Your task. All of the records below need to be copied exactly.

(Element data from apps and pages)
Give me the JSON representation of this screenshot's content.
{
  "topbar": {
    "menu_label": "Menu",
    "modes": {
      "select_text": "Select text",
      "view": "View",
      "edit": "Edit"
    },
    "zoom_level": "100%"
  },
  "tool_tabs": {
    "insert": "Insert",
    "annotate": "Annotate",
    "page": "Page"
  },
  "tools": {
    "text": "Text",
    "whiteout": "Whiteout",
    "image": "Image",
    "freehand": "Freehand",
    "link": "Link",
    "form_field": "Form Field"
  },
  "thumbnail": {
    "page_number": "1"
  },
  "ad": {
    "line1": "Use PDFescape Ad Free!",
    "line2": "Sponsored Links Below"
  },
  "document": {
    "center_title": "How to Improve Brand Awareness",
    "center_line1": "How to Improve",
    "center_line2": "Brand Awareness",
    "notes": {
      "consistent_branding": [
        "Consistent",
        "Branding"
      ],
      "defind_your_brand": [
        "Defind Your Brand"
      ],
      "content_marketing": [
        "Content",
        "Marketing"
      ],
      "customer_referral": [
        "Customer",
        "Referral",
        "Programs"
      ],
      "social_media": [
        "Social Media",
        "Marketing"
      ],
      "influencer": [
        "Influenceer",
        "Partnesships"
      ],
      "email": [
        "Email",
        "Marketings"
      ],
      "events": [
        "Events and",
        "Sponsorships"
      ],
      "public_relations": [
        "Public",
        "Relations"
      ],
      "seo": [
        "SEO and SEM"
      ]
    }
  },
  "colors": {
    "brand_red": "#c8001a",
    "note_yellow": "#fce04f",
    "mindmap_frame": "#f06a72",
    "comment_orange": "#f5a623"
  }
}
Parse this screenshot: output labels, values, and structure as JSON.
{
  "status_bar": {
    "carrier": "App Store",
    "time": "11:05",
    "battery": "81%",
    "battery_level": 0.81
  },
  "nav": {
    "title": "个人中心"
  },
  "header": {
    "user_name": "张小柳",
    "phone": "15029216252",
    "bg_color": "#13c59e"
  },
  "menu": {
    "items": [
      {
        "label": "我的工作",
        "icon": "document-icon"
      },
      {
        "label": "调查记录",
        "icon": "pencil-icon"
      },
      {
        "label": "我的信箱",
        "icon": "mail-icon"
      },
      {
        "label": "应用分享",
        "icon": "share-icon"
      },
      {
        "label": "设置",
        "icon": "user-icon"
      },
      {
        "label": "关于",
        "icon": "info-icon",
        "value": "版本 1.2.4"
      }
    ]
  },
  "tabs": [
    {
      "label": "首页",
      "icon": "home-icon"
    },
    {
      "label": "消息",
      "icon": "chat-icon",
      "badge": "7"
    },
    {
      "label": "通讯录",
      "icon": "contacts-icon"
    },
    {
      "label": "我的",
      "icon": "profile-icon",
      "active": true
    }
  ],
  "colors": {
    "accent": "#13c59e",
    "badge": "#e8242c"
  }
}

Output for this task.
Give me the JSON representation of this screenshot's content.
{
  "topbar": {
    "menu_label": "Menu",
    "modes": {
      "select_text": "Select text",
      "view": "View",
      "edit": "Edit"
    },
    "zoom_level": "100%"
  },
  "tool_tabs": {
    "insert": "Insert",
    "annotate": "Annotate",
    "page": "Page"
  },
  "tools": {
    "text": "Text",
    "whiteout": "Whiteout",
    "image": "Image",
    "freehand": "Freehand",
    "link": "Link",
    "form_field": "Form Field"
  },
  "thumbnail": {
    "page_number": "1"
  },
  "ad": {
    "line1": "Use PDFescape Ad Free!",
    "line2": "Sponsored Links Below"
  },
  "document": {
    "center_title": "How to Improve Brand Awareness",
    "center_line1": "How to Improve",
    "center_line2": "Brand Awareness",
    "notes": {
      "consistent_branding": [
        "Consistent",
        "Branding"
      ],
      "defind_your_brand": [
        "Defind Your Brand"
      ],
      "content_marketing": [
        "Content",
        "Marketing"
      ],
      "customer_referral": [
        "Customer",
        "Referral",
        "Programs"
      ],
      "social_media": [
        "Social Media",
        "Marketing"
      ],
      "influencer": [
        "Influenceer",
        "Partnesships"
      ],
      "email": [
        "Email",
        "Marketings"
      ],
      "events": [
        "Events and",
        "Sponsorships"
      ],
      "public_relations": [
        "Public",
        "Relations"
      ],
      "seo": [
        "SEO and SEM"
      ]
    }
  },
  "colors": {
    "brand_red": "#c8001a",
    "note_yellow": "#fce04f",
    "mindmap_frame": "#f06a72",
    "comment_orange": "#f5a623"
  }
}
Parse this screenshot: output labels, values, and structure as JSON.
{
  "status_bar": {
    "carrier": "App Store",
    "time": "11:05",
    "battery": "81%",
    "battery_level": 0.81
  },
  "nav": {
    "title": "个人中心"
  },
  "header": {
    "user_name": "张小柳",
    "phone": "15029216252",
    "bg_color": "#13c59e"
  },
  "menu": {
    "items": [
      {
        "label": "我的工作",
        "icon": "document-icon"
      },
      {
        "label": "调查记录",
        "icon": "pencil-icon"
      },
      {
        "label": "我的信箱",
        "icon": "mail-icon"
      },
      {
        "label": "应用分享",
        "icon": "share-icon"
      },
      {
        "label": "设置",
        "icon": "user-icon"
      },
      {
        "label": "关于",
        "icon": "info-icon",
        "value": "版本 1.2.4"
      }
    ]
  },
  "tabs": [
    {
      "label": "首页",
      "icon": "home-icon"
    },
    {
      "label": "消息",
      "icon": "chat-icon",
      "badge": "7"
    },
    {
      "label": "通讯录",
      "icon": "contacts-icon"
    },
    {
      "label": "我的",
      "icon": "profile-icon",
      "active": true
    }
  ],
  "colors": {
    "accent": "#13c59e",
    "badge": "#e8242c"
  }
}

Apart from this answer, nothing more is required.